The difference between Estate Planning & Will Writing  •  Back to Blog

When people are looking into having a will written, they may be thinking that estate planning is the same thing, or be confused about the two services. However, whilst will writing is an aspect of estate planning, the process goes more in depth to clarify what your wishes are, with regards to your finances, health, personal care and more.

In this blog we will take a look at the interaction between the two and give some examples of how estate planning services can be beneficial.

What is involved in will writing?

Will writing, for the majority of people can be fairly straightforward. A will is a legal document where you are simply outlining who should inherit your estate when you pass away and if your assets are not complicated, the process can be fairly simple.

Within your will you can:

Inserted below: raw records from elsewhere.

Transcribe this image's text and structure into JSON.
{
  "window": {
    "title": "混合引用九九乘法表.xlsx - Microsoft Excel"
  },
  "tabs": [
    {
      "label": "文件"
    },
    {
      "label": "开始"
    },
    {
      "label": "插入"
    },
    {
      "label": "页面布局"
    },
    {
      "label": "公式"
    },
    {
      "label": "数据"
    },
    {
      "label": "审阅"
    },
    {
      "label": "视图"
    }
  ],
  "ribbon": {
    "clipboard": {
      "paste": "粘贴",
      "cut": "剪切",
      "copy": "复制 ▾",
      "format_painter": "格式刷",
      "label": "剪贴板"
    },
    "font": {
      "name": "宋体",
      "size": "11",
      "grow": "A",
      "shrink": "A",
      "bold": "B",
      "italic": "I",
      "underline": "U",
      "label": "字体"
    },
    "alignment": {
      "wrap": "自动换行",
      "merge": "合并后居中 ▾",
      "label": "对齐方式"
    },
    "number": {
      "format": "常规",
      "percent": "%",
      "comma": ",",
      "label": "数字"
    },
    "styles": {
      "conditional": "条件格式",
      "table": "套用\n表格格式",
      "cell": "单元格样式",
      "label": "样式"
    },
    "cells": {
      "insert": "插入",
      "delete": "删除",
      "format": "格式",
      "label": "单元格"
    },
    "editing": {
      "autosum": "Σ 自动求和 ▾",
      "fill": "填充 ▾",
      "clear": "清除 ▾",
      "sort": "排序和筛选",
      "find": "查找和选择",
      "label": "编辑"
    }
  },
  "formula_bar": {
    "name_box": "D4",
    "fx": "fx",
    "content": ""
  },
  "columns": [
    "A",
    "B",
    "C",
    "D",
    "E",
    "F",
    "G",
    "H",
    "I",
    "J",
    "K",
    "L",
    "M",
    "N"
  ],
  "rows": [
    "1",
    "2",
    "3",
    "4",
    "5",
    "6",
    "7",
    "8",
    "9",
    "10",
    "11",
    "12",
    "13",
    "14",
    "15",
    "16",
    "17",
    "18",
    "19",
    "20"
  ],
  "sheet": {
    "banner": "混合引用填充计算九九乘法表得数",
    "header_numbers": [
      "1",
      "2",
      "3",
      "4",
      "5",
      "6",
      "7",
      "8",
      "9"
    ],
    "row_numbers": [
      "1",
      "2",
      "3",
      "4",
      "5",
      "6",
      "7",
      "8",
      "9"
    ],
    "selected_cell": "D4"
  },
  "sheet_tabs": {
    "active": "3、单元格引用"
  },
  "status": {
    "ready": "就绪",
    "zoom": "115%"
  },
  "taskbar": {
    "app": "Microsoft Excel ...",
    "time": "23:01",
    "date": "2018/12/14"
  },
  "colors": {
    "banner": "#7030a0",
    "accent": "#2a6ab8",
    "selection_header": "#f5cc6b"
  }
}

  • Name guardians, these are people who you trust to look after any children or young people under the age of 18.
  • Name executors, these are the people you trust to carry out the terms of your will and distribute your estate.
  • Name beneficiaries, the people, organisations and charities you would like to benefit from your estate.
  • Leave Legacies, gifts of specific items or fixed sums of money.
  • Create Trusts to protect your estate against your spouse/partner marrying after your death or help vulnerable or disabled beneficiaries.
  • State funeral wishes

What is involved in estate planning?

Estate planning is a more extensive process and can involve creating several documents to protect you, your property and your family in the event of loss of capacity or death.

Assets that typically make up an estate include:

  • Your home, plus any additional properties you own
  • Savings in bank and building society accounts, and other savings such as premium bonds
  • Insurance, such as life assurance or an endowment policy
  • Pension funds that include a lump sum payment on death
  • Any investments such as stocks or shares or investment trusts
  • Motor vehicles
  • Jewellery, antiques and other personal belongings
  • Furniture or other household contents.
  • If you are self-employed or a business owner then your business may also form part of your estate.

As well as considering your assets, it is also important to consider any debts owned as these can create issues when the time comes for your estate to be settled. Debts can include:

  • Mortgages or equity release
  • A credit card balance
  • A bank overdraft
  • Loans

Whilst one of the documents used in estate planning is indeed a will to take stock of your assets and debts and value your estate, other documents may need to be written including the following.

Power of Attorney

A Power of Attorney grants another person, usually a spouse, partner or family member, to make certain decisions on your behalf in the event you lose the capacity to do so for yourself. There are three types of powers of attorney.

Property & Financial Affairs Lasting Power of Attorney

A Property & Financial Affairs Lasting power of attorney allows the person you appoint to make decisions concerning your financial affairs and property assets should you lose mental capacity.  Without this document your family would have to apply to the Court of Protection for a Deputyship Order which is a very costly and time-consuming process taking as long as 12 months or more with potentially thousands of pounds in legal fees.

Health & Welfare Lasting Power of Attorney

A Health & Welfare Lasting power of attorney can only be used when you no longer have mental capacity and allows the person(s) you appoint to make decisions concerning things such as medical care and where you live or receive treatment.

Business planning and succession planning

If you own a business, you will need to consider how you will pass on your business to your beneficiaries. You may already have people in mind, particularly if it’s a family business. However, if your business is not family owned, you may need to consider this in more detail and think about the following questions:

  • Who will take over the day to day running of the business?
  • Should profits go back into the business or be divided amongst beneficiaries?
  • Will your death affect any pre-existing partnership agreements?
  • Does your appointed executor have the experience of selling a business?


A trust is a way of managing money on behalf of your beneficiaries – there are many types of trusts available which can provide an alternative to direct inheritance from your estate. They can be beneficial for high-net-worth clients, offering tax efficient options and helping with estate tax planning.

Letter of wishes

A letter of wishes is a confidential document that can be written to accompany a will. In a letter of wishes you can list specific items you wish to give to people. The letter usually covers items of sentimental importance, such as ornaments, furniture or jewellery.

However, unlike a will, a letter of wishes is not legally binding so it’s also important to pick a trusted person to carry out these requests, it is also for this reason any items worth a substantial amount of money should be listed as items within your will, rather than in a letter of wishes.

Estate Planning and Wills in Shrewsbury

If you would like to discuss any of the issues covered here, or speak to one of our expert estate planners, then please complete our contact form or call us on 01743 233 245. We are dedicated to helping our clients solve problems surrounding estate planning with the care, compassion and expertise to ensure your needs are fulfilled.

All of our estate planning consultants are members of the Institute of Professional Willwriters (IPW). In order to be a member, our consultants must:

  • Have studied for and passed their qualification in estate planning.
  • Complete a prescribed amount of continued professional development every year.
  • Have £2million professional indemnity cover on every will they write
  • They must adhere to a strict code of practice laid out by the IPW and approved by the Trading Standards Institute.
  • Be checked for the Disclosure and Barrings Service.